$ kubectl --context my-context -n my-namespace get pods -o jsonpath='{$.items[0]}' | jq

You can see how we get the first element from the items object contained in the Kubernetes JSON response by using []notation. You will also notice that we’re passing the output to the jq command, this is because every time you get a JSON object in your terminal, it won’t be “pretty-formatted”. You can achieve that easily by installing jq using your package manager. For instance, brew install jq.

Let’s now look at more specific examples.

Get Single Field from Nth Element in Array

This example is based on the previous example, so we’ll get the first element and fetch a single field from the JSON response. This would look like the following:

kubectl --context my-context -n my-namespace get pods -o jsonpath='{$.items[0].status.hostIP}'

This should return a single IP address, for example:
Get Single Field From Each Element in Array

Our next example will be to obtain the IP address for each running pod in our deployment.
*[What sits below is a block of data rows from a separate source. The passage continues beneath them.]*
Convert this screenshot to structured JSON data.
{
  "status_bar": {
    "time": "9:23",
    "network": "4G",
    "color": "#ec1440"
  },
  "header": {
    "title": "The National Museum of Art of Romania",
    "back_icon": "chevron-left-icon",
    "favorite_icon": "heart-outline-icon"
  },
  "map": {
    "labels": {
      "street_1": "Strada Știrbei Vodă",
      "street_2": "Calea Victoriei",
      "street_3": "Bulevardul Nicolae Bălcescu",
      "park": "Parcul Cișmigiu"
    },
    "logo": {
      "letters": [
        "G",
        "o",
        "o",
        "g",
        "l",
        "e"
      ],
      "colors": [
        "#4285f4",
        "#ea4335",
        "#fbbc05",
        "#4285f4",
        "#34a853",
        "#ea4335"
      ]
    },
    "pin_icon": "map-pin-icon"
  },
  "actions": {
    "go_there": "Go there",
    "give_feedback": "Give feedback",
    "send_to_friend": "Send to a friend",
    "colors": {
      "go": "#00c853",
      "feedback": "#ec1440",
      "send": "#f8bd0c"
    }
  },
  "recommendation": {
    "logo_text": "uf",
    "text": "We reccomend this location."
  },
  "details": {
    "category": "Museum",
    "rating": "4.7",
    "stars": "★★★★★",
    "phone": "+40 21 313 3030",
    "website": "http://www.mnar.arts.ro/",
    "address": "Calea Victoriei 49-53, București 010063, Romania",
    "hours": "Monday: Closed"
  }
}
We’d like to get a plain list of IP addresses that, potentially, we could use to perform a further action.

How would this look like then?

$ kubectl --context my-context -n my-namespace get pods -o jsonpath={$.items[*].status.hostIP}

This will return a list of host IP addresses in one line.

What if we want to display a list of IPs in a different format? For example, a vertical list with a break line after each IP? Let’s see how!

$ kubectl --context my-context -n my-namespace get pods -o jsonpath='{range .items[*]}{.status.hostIP}{"\n"}{end}'

In the example above we make use of the “range/end” notation to iterate a list and do something for each item, in this case just add a break line.

What if we wanted to include multiple fields in the output? Knowing “range/end” notation, this is quite easy!

Get Multiple Fields From Each Element in Array

The following example will also make use of range and end keywords and it’ll be simpler than what it looks like.

We are going to include an additional phase field indicating if the pod is running. It looks like this:

$ kubectl --context my-context -n my-namespace get pods -o jsonpath={range .items[*]}{.status.hostIP}{"\t"}{.status.phase}{"\n"}{end}	Running	Running	Running

As you can see, we now have a list of IP addresses together with the phase field, indicating if the pod is running or not.

Using Regular expressions

Something worth mentioning before you waste time trying it, is that kubectl does not allow regular expressions using JSONPath. The simplest solution is to use jq instead to be able to parse the JSON output using regular expressions.

You can check how to use test(), match() or other functions with regular expressions support in jq in the following link.

If you are interested in learning more about Kubernetes, we highly recommend the following books:


In this article we’ve learned some basic on how to use JSONPath in Kubernetes to be able to filter data from Kubernetes responses.

That’s all from us today! We hope you’ve found this article useful and hopefully learned something new!

Thanks for reading us and we hope to see you soon with us again!